|Average annual Wage
|Forensic Science Technicians
|Criminal Justice and Law Enforcement Teachers
Scholarships and Financial Aid
Many students require some form of financial aid or assistance to complete college degree programs. A plethora of scholarships are available to help students in need. There are also awards specifically designated for criminal justice students and learners from Pennsylvania. The following selection features a few examples of scholarships offered to criminal justice students in general, and then a sample of Pennsylvania student scholarships.
Criminal Justice Scholarships
Alpha Phi Sigma Undergraduate Best Paper Scholarship $150-$500
Brian Terry Foundation Scholarship Program Varies
Crimcheck Criminal Justice Scholarship $500
My Alarm Center Student Scholarship $1,000
Ruth D. Peterson Fellowship for Racial and Ethnic Diversity $6,000
Scholarships for Pennsylvania Residents
NAAAP Philadelphia Future Leaders Scholarship Program $1,000
The Beverly J. Smith Memorial Scholarship $2,500
Pennsylvania Chafee Education and Training Grant Program Varies
Postsecondary Educational Gratuity Program Varies
Horatio Alger State Scholarship $10,000
Resources for Criminal Justice Students in Pennsylvania
Law Enforcement Agencies in Pennsylvania
- Pennsylvania Department of Corrections
- Pennsylvania Board of Probation and Parole
- Pennsylvania State Police
- Pennsylvania Department of Conservation and Natural Resources
- Pennsylvania Liquor Control Board
Joining a professional organization benefits both students pursuing criminal justice degrees in Pennsylvania and professionals in the field. Professional organizations vary, but most offer members networking opportunities for establishing useful contacts, job search assistance, educational resources, and additional members-only perks.

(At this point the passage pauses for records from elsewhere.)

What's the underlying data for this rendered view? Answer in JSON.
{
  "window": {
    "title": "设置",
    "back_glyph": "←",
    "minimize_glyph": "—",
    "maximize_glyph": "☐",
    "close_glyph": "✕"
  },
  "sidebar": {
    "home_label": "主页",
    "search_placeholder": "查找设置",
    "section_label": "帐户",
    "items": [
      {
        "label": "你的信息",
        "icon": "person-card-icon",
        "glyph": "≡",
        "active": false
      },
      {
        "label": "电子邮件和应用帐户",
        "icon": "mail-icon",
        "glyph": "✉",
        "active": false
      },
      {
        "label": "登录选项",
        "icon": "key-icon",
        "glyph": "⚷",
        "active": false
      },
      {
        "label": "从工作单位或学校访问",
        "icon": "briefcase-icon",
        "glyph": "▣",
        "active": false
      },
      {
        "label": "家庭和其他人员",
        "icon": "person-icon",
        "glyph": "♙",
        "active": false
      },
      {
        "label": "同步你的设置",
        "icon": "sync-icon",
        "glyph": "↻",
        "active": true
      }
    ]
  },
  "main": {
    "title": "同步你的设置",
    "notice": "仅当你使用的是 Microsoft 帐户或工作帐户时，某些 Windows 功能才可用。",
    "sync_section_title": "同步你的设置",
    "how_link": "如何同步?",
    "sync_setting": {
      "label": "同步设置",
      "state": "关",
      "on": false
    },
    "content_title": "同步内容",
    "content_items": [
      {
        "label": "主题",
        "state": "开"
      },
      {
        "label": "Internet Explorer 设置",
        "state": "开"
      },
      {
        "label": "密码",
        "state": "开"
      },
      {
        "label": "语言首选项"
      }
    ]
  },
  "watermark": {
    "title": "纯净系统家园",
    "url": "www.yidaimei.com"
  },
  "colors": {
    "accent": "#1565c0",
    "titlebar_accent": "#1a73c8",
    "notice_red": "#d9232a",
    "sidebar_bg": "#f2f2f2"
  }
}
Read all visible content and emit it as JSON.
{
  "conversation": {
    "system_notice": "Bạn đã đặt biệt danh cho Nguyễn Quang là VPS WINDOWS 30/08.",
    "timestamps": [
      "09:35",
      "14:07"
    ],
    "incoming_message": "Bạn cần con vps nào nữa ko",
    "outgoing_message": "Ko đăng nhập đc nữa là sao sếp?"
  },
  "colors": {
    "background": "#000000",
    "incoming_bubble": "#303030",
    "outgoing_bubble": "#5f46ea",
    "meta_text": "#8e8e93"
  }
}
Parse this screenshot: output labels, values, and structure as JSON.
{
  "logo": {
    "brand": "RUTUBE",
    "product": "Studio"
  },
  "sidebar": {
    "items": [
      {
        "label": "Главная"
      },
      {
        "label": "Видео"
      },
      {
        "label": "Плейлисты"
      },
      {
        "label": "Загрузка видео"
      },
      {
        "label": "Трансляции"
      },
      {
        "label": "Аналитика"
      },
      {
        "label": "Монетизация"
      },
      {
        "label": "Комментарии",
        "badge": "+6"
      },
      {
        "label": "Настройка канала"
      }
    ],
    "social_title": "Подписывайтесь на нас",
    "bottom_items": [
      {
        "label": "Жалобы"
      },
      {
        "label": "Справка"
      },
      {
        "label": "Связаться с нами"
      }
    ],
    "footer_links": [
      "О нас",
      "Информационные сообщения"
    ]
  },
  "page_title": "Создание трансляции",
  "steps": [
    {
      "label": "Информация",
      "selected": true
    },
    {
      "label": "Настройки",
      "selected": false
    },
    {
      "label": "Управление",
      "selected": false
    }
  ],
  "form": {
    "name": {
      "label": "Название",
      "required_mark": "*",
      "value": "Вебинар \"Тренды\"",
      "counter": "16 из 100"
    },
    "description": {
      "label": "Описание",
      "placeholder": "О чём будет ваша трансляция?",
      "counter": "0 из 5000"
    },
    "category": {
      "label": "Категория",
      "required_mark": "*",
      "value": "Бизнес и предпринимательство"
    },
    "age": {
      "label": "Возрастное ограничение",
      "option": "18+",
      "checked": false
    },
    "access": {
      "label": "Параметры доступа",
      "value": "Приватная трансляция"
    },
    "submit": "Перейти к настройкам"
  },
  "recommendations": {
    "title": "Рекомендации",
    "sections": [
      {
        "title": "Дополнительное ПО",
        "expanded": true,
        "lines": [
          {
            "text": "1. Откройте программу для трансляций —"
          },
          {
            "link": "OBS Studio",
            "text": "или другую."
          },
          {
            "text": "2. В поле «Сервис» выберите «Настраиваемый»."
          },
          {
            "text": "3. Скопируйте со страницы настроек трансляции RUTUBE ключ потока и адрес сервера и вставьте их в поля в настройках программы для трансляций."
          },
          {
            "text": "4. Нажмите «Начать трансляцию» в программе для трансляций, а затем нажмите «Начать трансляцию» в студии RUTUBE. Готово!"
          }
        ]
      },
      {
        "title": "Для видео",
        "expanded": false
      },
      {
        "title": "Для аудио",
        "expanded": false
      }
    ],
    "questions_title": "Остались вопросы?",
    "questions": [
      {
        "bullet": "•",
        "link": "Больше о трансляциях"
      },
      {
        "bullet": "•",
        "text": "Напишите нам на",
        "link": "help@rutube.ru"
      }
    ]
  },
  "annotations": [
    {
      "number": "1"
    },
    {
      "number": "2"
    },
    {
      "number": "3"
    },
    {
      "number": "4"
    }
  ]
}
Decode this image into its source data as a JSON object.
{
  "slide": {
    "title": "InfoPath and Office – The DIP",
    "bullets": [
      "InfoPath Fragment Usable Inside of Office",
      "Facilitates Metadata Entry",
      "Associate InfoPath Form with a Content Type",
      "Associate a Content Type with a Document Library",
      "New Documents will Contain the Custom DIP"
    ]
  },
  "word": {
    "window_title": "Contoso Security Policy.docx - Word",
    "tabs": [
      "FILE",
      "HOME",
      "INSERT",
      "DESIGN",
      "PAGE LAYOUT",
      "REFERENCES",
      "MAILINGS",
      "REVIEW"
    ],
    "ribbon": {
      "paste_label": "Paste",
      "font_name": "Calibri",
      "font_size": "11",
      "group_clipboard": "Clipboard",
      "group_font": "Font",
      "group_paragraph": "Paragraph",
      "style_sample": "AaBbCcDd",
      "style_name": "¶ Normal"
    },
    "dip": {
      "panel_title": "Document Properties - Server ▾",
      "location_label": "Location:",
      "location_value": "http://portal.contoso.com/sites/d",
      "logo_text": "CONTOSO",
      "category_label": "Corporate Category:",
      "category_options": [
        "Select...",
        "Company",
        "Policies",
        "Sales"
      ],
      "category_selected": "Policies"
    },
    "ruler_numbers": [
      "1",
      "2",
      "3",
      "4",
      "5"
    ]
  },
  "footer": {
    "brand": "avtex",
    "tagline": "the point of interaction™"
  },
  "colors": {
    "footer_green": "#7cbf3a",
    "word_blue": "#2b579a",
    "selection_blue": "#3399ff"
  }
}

Since the early 1980s, the PACJE has been committed to nurturing criminal justice education in training centers and academic settings statewide.
A professional bar association, the NACJL began operations in 1958. The NACJL has about 40,000 attorneys in 90 affiliate organizations on the provincial, local, and state levels.
An association serving more than 2,000 plaintiffs attorneys, PAJustice provides education and information resources to its members and the public regarding courtroom processes and citizens’ constitutional rights.
Members of the ASC include professionals, students, and academics involved in criminal justice, criminology, or a related field. This international organization serves members all over the world.
The NCJA advocates for criminal justice related policy-making and funding for justice assistance programs covering a versatile range of topics, such as drug treatment, corrections, local law enforcement, violent crime reduction, and pretrial justice reform.